▶ Task item
Repeat the data. Keep each line identical.

▶ Extracted information
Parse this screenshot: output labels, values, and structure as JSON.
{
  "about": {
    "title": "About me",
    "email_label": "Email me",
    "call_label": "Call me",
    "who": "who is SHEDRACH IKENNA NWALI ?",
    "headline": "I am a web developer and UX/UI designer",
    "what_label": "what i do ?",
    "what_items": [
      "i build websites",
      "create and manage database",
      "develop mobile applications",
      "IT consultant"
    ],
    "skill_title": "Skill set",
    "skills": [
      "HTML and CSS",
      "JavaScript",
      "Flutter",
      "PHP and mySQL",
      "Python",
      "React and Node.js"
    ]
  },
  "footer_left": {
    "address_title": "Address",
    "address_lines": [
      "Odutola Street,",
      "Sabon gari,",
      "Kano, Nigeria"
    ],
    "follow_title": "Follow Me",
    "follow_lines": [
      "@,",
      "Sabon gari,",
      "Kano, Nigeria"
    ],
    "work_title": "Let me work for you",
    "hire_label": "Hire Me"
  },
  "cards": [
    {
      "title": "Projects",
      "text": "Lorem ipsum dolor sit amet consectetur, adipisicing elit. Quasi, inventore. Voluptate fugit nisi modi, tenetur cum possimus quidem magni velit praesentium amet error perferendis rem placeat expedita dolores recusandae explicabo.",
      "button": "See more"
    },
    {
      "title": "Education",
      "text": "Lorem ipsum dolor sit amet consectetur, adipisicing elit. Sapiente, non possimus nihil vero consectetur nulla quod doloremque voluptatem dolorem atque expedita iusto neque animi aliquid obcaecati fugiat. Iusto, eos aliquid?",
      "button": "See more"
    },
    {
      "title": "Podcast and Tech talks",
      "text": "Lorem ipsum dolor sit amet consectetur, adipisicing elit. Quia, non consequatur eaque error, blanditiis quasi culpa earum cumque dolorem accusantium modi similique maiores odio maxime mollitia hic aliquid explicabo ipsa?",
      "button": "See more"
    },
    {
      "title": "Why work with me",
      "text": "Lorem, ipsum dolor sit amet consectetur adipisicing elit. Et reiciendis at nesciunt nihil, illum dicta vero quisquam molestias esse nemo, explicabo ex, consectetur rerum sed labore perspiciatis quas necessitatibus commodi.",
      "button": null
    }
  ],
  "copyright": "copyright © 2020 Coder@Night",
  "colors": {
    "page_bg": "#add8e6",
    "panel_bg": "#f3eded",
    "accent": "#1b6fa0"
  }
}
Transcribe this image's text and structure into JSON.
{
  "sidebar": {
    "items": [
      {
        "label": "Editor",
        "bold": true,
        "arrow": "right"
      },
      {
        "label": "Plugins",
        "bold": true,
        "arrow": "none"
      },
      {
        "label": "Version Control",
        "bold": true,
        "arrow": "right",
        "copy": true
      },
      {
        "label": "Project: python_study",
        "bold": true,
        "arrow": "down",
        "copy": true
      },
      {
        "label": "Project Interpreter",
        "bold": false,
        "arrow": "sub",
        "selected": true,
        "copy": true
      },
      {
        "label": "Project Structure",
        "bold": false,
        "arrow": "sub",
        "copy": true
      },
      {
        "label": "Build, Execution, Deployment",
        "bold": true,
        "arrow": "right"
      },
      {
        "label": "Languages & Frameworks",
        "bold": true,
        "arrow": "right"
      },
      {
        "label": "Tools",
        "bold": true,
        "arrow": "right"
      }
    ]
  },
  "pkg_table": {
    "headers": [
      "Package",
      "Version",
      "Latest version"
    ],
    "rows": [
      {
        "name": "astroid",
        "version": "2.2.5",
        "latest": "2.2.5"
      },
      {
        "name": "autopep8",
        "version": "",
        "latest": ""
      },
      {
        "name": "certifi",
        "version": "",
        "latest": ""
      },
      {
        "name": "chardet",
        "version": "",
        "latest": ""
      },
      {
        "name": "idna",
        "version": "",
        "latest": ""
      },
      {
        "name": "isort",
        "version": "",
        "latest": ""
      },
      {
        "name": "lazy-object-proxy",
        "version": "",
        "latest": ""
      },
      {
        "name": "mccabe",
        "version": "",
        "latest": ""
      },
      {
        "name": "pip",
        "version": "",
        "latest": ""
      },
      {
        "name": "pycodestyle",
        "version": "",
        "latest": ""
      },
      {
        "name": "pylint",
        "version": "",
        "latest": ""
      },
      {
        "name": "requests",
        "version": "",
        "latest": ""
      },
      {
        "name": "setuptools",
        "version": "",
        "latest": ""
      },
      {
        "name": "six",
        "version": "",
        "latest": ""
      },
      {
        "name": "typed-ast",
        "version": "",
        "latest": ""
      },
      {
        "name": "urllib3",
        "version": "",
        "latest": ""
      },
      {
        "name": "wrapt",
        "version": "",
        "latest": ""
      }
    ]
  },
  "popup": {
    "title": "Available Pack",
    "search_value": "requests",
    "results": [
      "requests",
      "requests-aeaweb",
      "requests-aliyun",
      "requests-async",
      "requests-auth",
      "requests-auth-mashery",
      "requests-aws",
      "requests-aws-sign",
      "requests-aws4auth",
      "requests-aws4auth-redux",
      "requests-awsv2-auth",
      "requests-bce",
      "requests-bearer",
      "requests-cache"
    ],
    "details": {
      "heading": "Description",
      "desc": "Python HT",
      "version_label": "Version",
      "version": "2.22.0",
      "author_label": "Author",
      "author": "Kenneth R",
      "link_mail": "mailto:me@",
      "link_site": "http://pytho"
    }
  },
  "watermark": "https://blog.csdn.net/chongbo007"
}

▶ Task solution
Parse this screenshot: output labels, values, and structure as JSON.
{
  "about": {
    "title": "About me",
    "email_label": "Email me",
    "call_label": "Call me",
    "who": "who is SHEDRACH IKENNA NWALI ?",
    "headline": "I am a web developer and UX/UI designer",
    "what_label": "what i do ?",
    "what_items": [
      "i build websites",
      "create and manage database",
      "develop mobile applications",
      "IT consultant"
    ],
    "skill_title": "Skill set",
    "skills": [
      "HTML and CSS",
      "JavaScript",
      "Flutter",
      "PHP and mySQL",
      "Python",
      "React and Node.js"
    ]
  },
  "footer_left": {
    "address_title": "Address",
    "address_lines": [
      "Odutola Street,",
      "Sabon gari,",
      "Kano, Nigeria"
    ],
    "follow_title": "Follow Me",
    "follow_lines": [
      "@,",
      "Sabon gari,",
      "Kano, Nigeria"
    ],
    "work_title": "Let me work for you",
    "hire_label": "Hire Me"
  },
  "cards": [
    {
      "title": "Projects",
      "text": "Lorem ipsum dolor sit amet consectetur, adipisicing elit. Quasi, inventore. Voluptate fugit nisi modi, tenetur cum possimus quidem magni velit praesentium amet error perferendis rem placeat expedita dolores recusandae explicabo.",
      "button": "See more"
    },
    {
      "title": "Education",
      "text": "Lorem ipsum dolor sit amet consectetur, adipisicing elit. Sapiente, non possimus nihil vero consectetur nulla quod doloremque voluptatem dolorem atque expedita iusto neque animi aliquid obcaecati fugiat. Iusto, eos aliquid?",
      "button": "See more"
    },
    {
      "title": "Podcast and Tech talks",
      "text": "Lorem ipsum dolor sit amet consectetur, adipisicing elit. Quia, non consequatur eaque error, blanditiis quasi culpa earum cumque dolorem accusantium modi similique maiores odio maxime mollitia hic aliquid explicabo ipsa?",
      "button": "See more"
    },
    {
      "title": "Why work with me",
      "text": "Lorem, ipsum dolor sit amet consectetur adipisicing elit. Et reiciendis at nesciunt nihil, illum dicta vero quisquam molestias esse nemo, explicabo ex, consectetur rerum sed labore perspiciatis quas necessitatibus commodi.",
      "button": null
    }
  ],
  "copyright": "copyright © 2020 Coder@Night",
  "colors": {
    "page_bg": "#add8e6",
    "panel_bg": "#f3eded",
    "accent": "#1b6fa0"
  }
}
Transcribe this image's text and structure into JSON.
{
  "sidebar": {
    "items": [
      {
        "label": "Editor",
        "bold": true,
        "arrow": "right"
      },
      {
        "label": "Plugins",
        "bold": true,
        "arrow": "none"
      },
      {
        "label": "Version Control",
        "bold": true,
        "arrow": "right",
        "copy": true
      },
      {
        "label": "Project: python_study",
        "bold": true,
        "arrow": "down",
        "copy": true
      },
      {
        "label": "Project Interpreter",
        "bold": false,
        "arrow": "sub",
        "selected": true,
        "copy": true
      },
      {
        "label": "Project Structure",
        "bold": false,
        "arrow": "sub",
        "copy": true
      },
      {
        "label": "Build, Execution, Deployment",
        "bold": true,
        "arrow": "right"
      },
      {
        "label": "Languages & Frameworks",
        "bold": true,
        "arrow": "right"
      },
      {
        "label": "Tools",
        "bold": true,
        "arrow": "right"
      }
    ]
  },
  "pkg_table": {
    "headers": [
      "Package",
      "Version",
      "Latest version"
    ],
    "rows": [
      {
        "name": "astroid",
        "version": "2.2.5",
        "latest": "2.2.5"
      },
      {
        "name": "autopep8",
        "version": "",
        "latest": ""
      },
      {
        "name": "certifi",
        "version": "",
        "latest": ""
      },
      {
        "name": "chardet",
        "version": "",
        "latest": ""
      },
      {
        "name": "idna",
        "version": "",
        "latest": ""
      },
      {
        "name": "isort",
        "version": "",
        "latest": ""
      },
      {
        "name": "lazy-object-proxy",
        "version": "",
        "latest": ""
      },
      {
        "name": "mccabe",
        "version": "",
        "latest": ""
      },
      {
        "name": "pip",
        "version": "",
        "latest": ""
      },
      {
        "name": "pycodestyle",
        "version": "",
        "latest": ""
      },
      {
        "name": "pylint",
        "version": "",
        "latest": ""
      },
      {
        "name": "requests",
        "version": "",
        "latest": ""
      },
      {
        "name": "setuptools",
        "version": "",
        "latest": ""
      },
      {
        "name": "six",
        "version": "",
        "latest": ""
      },
      {
        "name": "typed-ast",
        "version": "",
        "latest": ""
      },
      {
        "name": "urllib3",
        "version": "",
        "latest": ""
      },
      {
        "name": "wrapt",
        "version": "",
        "latest": ""
      }
    ]
  },
  "popup": {
    "title": "Available Pack",
    "search_value": "requests",
    "results": [
      "requests",
      "requests-aeaweb",
      "requests-aliyun",
      "requests-async",
      "requests-auth",
      "requests-auth-mashery",
      "requests-aws",
      "requests-aws-sign",
      "requests-aws4auth",
      "requests-aws4auth-redux",
      "requests-awsv2-auth",
      "requests-bce",
      "requests-bearer",
      "requests-cache"
    ],
    "details": {
      "heading": "Description",
      "desc": "Python HT",
      "version_label": "Version",
      "version": "2.22.0",
      "author_label": "Author",
      "author": "Kenneth R",
      "link_mail": "mailto:me@",
      "link_site": "http://pytho"
    }
  },
  "watermark": "https://blog.csdn.net/chongbo007"
}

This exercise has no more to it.